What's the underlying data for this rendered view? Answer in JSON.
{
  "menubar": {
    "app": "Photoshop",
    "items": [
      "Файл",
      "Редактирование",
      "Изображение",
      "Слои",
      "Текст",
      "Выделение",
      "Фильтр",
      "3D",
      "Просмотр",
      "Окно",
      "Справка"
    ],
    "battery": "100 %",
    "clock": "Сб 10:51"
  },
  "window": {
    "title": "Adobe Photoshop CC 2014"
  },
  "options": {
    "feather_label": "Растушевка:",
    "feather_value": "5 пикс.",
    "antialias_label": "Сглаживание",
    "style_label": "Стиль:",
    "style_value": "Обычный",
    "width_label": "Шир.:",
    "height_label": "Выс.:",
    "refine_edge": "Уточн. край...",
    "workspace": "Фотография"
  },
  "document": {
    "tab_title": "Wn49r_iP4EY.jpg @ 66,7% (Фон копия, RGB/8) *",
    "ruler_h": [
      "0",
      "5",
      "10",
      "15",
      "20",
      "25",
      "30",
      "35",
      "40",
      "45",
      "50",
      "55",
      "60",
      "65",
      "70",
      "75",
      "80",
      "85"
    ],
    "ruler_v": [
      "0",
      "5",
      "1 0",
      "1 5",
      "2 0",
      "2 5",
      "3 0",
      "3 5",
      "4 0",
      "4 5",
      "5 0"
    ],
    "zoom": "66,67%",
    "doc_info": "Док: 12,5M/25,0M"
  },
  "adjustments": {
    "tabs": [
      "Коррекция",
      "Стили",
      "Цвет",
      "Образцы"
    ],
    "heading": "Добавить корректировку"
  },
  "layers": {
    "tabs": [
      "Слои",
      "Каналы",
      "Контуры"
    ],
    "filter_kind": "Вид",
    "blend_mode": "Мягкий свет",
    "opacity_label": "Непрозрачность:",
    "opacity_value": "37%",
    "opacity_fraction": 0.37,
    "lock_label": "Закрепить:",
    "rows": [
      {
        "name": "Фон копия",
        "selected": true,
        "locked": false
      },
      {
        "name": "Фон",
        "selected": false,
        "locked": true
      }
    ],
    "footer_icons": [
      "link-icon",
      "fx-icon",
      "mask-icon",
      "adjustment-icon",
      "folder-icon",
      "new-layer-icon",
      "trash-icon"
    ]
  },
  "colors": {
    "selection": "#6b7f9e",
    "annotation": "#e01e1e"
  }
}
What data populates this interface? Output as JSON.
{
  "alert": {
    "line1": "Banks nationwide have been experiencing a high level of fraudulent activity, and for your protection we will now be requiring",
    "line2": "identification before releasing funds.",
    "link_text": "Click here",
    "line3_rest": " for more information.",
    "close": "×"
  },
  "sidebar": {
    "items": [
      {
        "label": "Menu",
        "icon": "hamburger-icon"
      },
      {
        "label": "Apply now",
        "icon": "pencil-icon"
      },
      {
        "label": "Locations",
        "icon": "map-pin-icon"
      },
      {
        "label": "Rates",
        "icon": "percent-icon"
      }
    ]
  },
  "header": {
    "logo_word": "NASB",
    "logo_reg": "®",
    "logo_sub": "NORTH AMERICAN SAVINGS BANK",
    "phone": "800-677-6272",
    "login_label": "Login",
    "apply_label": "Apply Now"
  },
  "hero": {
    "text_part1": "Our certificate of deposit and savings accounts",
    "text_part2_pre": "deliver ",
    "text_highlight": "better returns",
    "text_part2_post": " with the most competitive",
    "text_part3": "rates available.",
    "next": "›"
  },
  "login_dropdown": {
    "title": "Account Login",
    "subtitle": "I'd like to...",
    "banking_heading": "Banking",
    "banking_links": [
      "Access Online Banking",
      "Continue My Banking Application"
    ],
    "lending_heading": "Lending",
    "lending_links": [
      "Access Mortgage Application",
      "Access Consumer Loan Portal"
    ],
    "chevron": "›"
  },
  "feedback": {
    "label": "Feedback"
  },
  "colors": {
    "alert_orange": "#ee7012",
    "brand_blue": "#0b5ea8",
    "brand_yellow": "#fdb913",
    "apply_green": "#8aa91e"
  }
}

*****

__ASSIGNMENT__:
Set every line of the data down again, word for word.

__OUTPUT OF THE EXERCISE__:
What's the underlying data for this rendered view? Answer in JSON.
{
  "menubar": {
    "app": "Photoshop",
    "items": [
      "Файл",
      "Редактирование",
      "Изображение",
      "Слои",
      "Текст",
      "Выделение",
      "Фильтр",
      "3D",
      "Просмотр",
      "Окно",
      "Справка"
    ],
    "battery": "100 %",
    "clock": "Сб 10:51"
  },
  "window": {
    "title": "Adobe Photoshop CC 2014"
  },
  "options": {
    "feather_label": "Растушевка:",
    "feather_value": "5 пикс.",
    "antialias_label": "Сглаживание",
    "style_label": "Стиль:",
    "style_value": "Обычный",
    "width_label": "Шир.:",
    "height_label": "Выс.:",
    "refine_edge": "Уточн. край...",
    "workspace": "Фотография"
  },
  "document": {
    "tab_title": "Wn49r_iP4EY.jpg @ 66,7% (Фон копия, RGB/8) *",
    "ruler_h": [
      "0",
      "5",
      "10",
      "15",
      "20",
      "25",
      "30",
      "35",
      "40",
      "45",
      "50",
      "55",
      "60",
      "65",
      "70",
      "75",
      "80",
      "85"
    ],
    "ruler_v": [
      "0",
      "5",
      "1 0",
      "1 5",
      "2 0",
      "2 5",
      "3 0",
      "3 5",
      "4 0",
      "4 5",
      "5 0"
    ],
    "zoom": "66,67%",
    "doc_info": "Док: 12,5M/25,0M"
  },
  "adjustments": {
    "tabs": [
      "Коррекция",
      "Стили",
      "Цвет",
      "Образцы"
    ],
    "heading": "Добавить корректировку"
  },
  "layers": {
    "tabs": [
      "Слои",
      "Каналы",
      "Контуры"
    ],
    "filter_kind": "Вид",
    "blend_mode": "Мягкий свет",
    "opacity_label": "Непрозрачность:",
    "opacity_value": "37%",
    "opacity_fraction": 0.37,
    "lock_label": "Закрепить:",
    "rows": [
      {
        "name": "Фон копия",
        "selected": true,
        "locked": false
      },
      {
        "name": "Фон",
        "selected": false,
        "locked": true
      }
    ],
    "footer_icons": [
      "link-icon",
      "fx-icon",
      "mask-icon",
      "adjustment-icon",
      "folder-icon",
      "new-layer-icon",
      "trash-icon"
    ]
  },
  "colors": {
    "selection": "#6b7f9e",
    "annotation": "#e01e1e"
  }
}
What data populates this interface? Output as JSON.
{
  "alert": {
    "line1": "Banks nationwide have been experiencing a high level of fraudulent activity, and for your protection we will now be requiring",
    "line2": "identification before releasing funds.",
    "link_text": "Click here",
    "line3_rest": " for more information.",
    "close": "×"
  },
  "sidebar": {
    "items": [
      {
        "label": "Menu",
        "icon": "hamburger-icon"
      },
      {
        "label": "Apply now",
        "icon": "pencil-icon"
      },
      {
        "label": "Locations",
        "icon": "map-pin-icon"
      },
      {
        "label": "Rates",
        "icon": "percent-icon"
      }
    ]
  },
  "header": {
    "logo_word": "NASB",
    "logo_reg": "®",
    "logo_sub": "NORTH AMERICAN SAVINGS BANK",
    "phone": "800-677-6272",
    "login_label": "Login",
    "apply_label": "Apply Now"
  },
  "hero": {
    "text_part1": "Our certificate of deposit and savings accounts",
    "text_part2_pre": "deliver ",
    "text_highlight": "better returns",
    "text_part2_post": " with the most competitive",
    "text_part3": "rates available.",
    "next": "›"
  },
  "login_dropdown": {
    "title": "Account Login",
    "subtitle": "I'd like to...",
    "banking_heading": "Banking",
    "banking_links": [
      "Access Online Banking",
      "Continue My Banking Application"
    ],
    "lending_heading": "Lending",
    "lending_links": [
      "Access Mortgage Application",
      "Access Consumer Loan Portal"
    ],
    "chevron": "›"
  },
  "feedback": {
    "label": "Feedback"
  },
  "colors": {
    "alert_orange": "#ee7012",
    "brand_blue": "#0b5ea8",
    "brand_yellow": "#fdb913",
    "apply_green": "#8aa91e"
  }
}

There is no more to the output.